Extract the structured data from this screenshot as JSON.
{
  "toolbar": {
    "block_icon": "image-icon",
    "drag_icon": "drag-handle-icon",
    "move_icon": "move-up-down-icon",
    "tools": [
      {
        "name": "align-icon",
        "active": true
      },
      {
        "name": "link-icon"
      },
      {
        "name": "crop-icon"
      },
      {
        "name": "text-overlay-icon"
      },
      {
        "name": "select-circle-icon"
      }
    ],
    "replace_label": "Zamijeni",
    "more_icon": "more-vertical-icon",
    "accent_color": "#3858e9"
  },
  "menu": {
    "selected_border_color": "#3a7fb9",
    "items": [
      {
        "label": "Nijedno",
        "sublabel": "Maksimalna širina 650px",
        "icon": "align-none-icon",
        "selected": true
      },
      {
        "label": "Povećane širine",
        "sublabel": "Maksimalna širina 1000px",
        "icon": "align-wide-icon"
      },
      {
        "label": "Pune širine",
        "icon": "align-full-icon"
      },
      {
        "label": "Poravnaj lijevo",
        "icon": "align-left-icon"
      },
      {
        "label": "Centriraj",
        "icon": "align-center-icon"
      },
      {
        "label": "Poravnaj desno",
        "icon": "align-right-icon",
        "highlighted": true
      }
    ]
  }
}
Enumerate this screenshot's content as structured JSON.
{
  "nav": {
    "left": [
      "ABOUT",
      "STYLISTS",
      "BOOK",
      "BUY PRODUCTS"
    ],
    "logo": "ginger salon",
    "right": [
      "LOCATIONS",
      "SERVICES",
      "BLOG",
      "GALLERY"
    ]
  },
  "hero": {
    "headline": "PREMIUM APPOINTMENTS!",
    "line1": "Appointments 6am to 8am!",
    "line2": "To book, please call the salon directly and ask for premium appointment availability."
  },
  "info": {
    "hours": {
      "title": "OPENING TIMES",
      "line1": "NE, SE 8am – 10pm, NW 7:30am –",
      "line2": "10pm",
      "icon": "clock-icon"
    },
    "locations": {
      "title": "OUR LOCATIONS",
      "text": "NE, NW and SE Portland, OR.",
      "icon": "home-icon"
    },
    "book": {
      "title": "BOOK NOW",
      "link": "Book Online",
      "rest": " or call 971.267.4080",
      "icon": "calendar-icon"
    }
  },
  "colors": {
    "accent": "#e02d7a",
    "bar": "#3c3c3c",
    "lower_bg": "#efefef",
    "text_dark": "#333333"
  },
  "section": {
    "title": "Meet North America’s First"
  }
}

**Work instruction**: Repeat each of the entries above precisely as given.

**Reply**:
Extract the structured data from this screenshot as JSON.
{
  "toolbar": {
    "block_icon": "image-icon",
    "drag_icon": "drag-handle-icon",
    "move_icon": "move-up-down-icon",
    "tools": [
      {
        "name": "align-icon",
        "active": true
      },
      {
        "name": "link-icon"
      },
      {
        "name": "crop-icon"
      },
      {
        "name": "text-overlay-icon"
      },
      {
        "name": "select-circle-icon"
      }
    ],
    "replace_label": "Zamijeni",
    "more_icon": "more-vertical-icon",
    "accent_color": "#3858e9"
  },
  "menu": {
    "selected_border_color": "#3a7fb9",
    "items": [
      {
        "label": "Nijedno",
        "sublabel": "Maksimalna širina 650px",
        "icon": "align-none-icon",
        "selected": true
      },
      {
        "label": "Povećane širine",
        "sublabel": "Maksimalna širina 1000px",
        "icon": "align-wide-icon"
      },
      {
        "label": "Pune širine",
        "icon": "align-full-icon"
      },
      {
        "label": "Poravnaj lijevo",
        "icon": "align-left-icon"
      },
      {
        "label": "Centriraj",
        "icon": "align-center-icon"
      },
      {
        "label": "Poravnaj desno",
        "icon": "align-right-icon",
        "highlighted": true
      }
    ]
  }
}
Enumerate this screenshot's content as structured JSON.
{
  "nav": {
    "left": [
      "ABOUT",
      "STYLISTS",
      "BOOK",
      "BUY PRODUCTS"
    ],
    "logo": "ginger salon",
    "right": [
      "LOCATIONS",
      "SERVICES",
      "BLOG",
      "GALLERY"
    ]
  },
  "hero": {
    "headline": "PREMIUM APPOINTMENTS!",
    "line1": "Appointments 6am to 8am!",
    "line2": "To book, please call the salon directly and ask for premium appointment availability."
  },
  "info": {
    "hours": {
      "title": "OPENING TIMES",
      "line1": "NE, SE 8am – 10pm, NW 7:30am –",
      "line2": "10pm",
      "icon": "clock-icon"
    },
    "locations": {
      "title": "OUR LOCATIONS",
      "text": "NE, NW and SE Portland, OR.",
      "icon": "home-icon"
    },
    "book": {
      "title": "BOOK NOW",
      "link": "Book Online",
      "rest": " or call 971.267.4080",
      "icon": "calendar-icon"
    }
  },
  "colors": {
    "accent": "#e02d7a",
    "bar": "#3c3c3c",
    "lower_bg": "#efefef",
    "text_dark": "#333333"
  },
  "section": {
    "title": "Meet North America’s First"
  }
}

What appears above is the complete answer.